Editorial: We're not coddled, we're compassionate

By The Beacon | February 10, 2016 3:48pm

trigger-warnings
Cartoon by Nathan DeVaughn

Our generation has been accused of perpetuating a “Coddle Culture,” in which we impose strict limitations on people’s expression for the sake of others’ comfort or our own. Critics have cited the use — or the request — of trigger warnings as one example of our generation’s inability to address difficult, and sometimes upsetting, topics. Even The Atlantic wrote an article about the consequences of “coddling the American mind,” and argued that college students are demanding “protection from words and ideas they don’t like.”

Other critics say political correctness and requests for trigger warnings stunt individual growth and stifle important dialogue. They also accuse these requests for trigger warnings on syllabi or before specific classroom discussions as favoring feelings above facts.

While the use of trigger warnings and the emphasis on political correctness are not inherently the same issue, they stem from the same desire: to be thoughtful of varying experiences, and to be compassionate toward others.

Unlike some critics’ definitions, “political correctness” doesn’t mean that certain topics are “off-limits” or that talking about controversial topics must always be done in a sterile, unemotional way. In fact, it’s the opposite. To be politically correct is to continue to have the really difficult conversations, but to do so with openness and compassion, with flexibility of thought and an understanding that everyone’s experiences are different. Being politically correct is listening to someone’s point of view, allowing them to express when something makes them upset/uncomfortable, understanding why it was upsetting and trying to speak and behave accordingly.

A desire to be politically correct is not a desire to censor people’s thoughts. In fact, it’s a desire to ensure that everyone’s thoughts can be expressed in the most effective way possible.

If someone is offended by the way you speak or behave, they’re less likely to listen to what you have to say. Have you ever had a professor that yells a lot? Or a classmate that complains too much? After a while, we begin to shut those voices out. We stop paying attention because that method of communicating no longer is effective.

The same is true for political correctness: Using derogatory names or slurs is not an effective way of communicating. Your thoughts and feelings are valid, but communicating them effectively, without causing undue offense, increases your odds of being heard tremendously.

The use of trigger warnings can be applied to this same line of thinking. Requesting that a professor give his or her students warning before showing and discussing potentially upsetting class materials is not an attempt to stifle discussion or protect students from difficult conversations. Trigger warnings are, again, an attempt to create a safe space for effective communication. If students aren’t prepared to talk about upsetting material, they’ll most likely tune out and be poorer participants in classroom discussion — which could be detrimental to everyone’s educational experience.

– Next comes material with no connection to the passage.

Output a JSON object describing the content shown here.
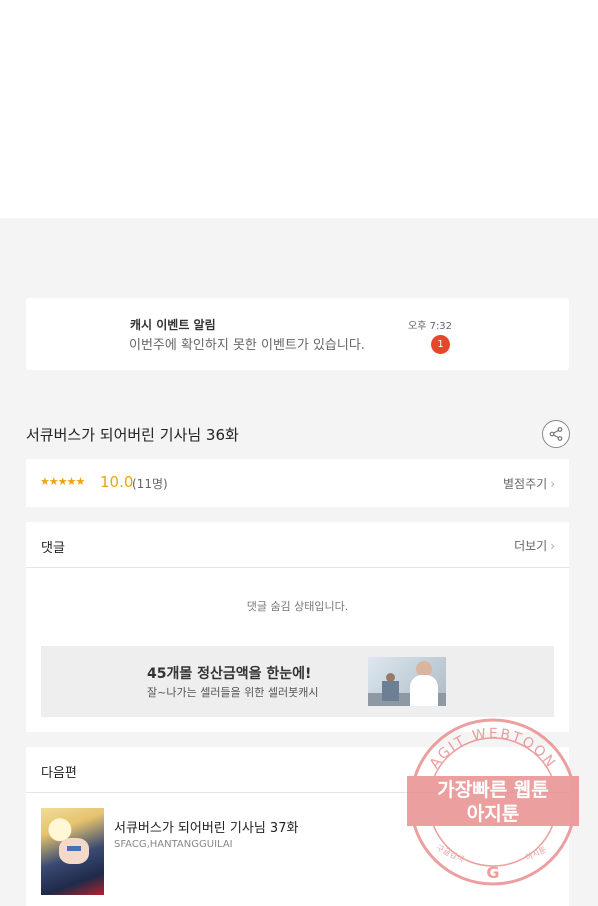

The use of trigger warnings can actually be used as an entry point into important class discussions, because professors can discuss why it's still important to learn about and discuss those potentially upsetting topics. Allowing people to ease into difficult conversations is not “coddling” them. It’s treating them with compassion and respect.

The request for trigger warnings, like the request for political correctness, is not some quasi-totalitarian agenda attempting to squash all forms of individual expression. It’s not an attempt to infringe on free speech. It’s an attempt to open speech, so that everyone can participate without being marginalized (or even re-traumatized) by the words and images people choose to use to make their point.

We want professors and students to consider the importance of safe spaces for open (if sometimes controversial) dialogue and the role they play in either creating, maintaining or destroying those safe spaces with their language and behavior.

Being an effective communicator doesn’t mean unapologetically relaying the “facts,” or voicing our opinion. Being an effective communicator means approaching every conversation, every interaction, with humility and compassion and an understanding that all dialogue should be made in the pursuit of shared understanding, not in division or ostracization.

B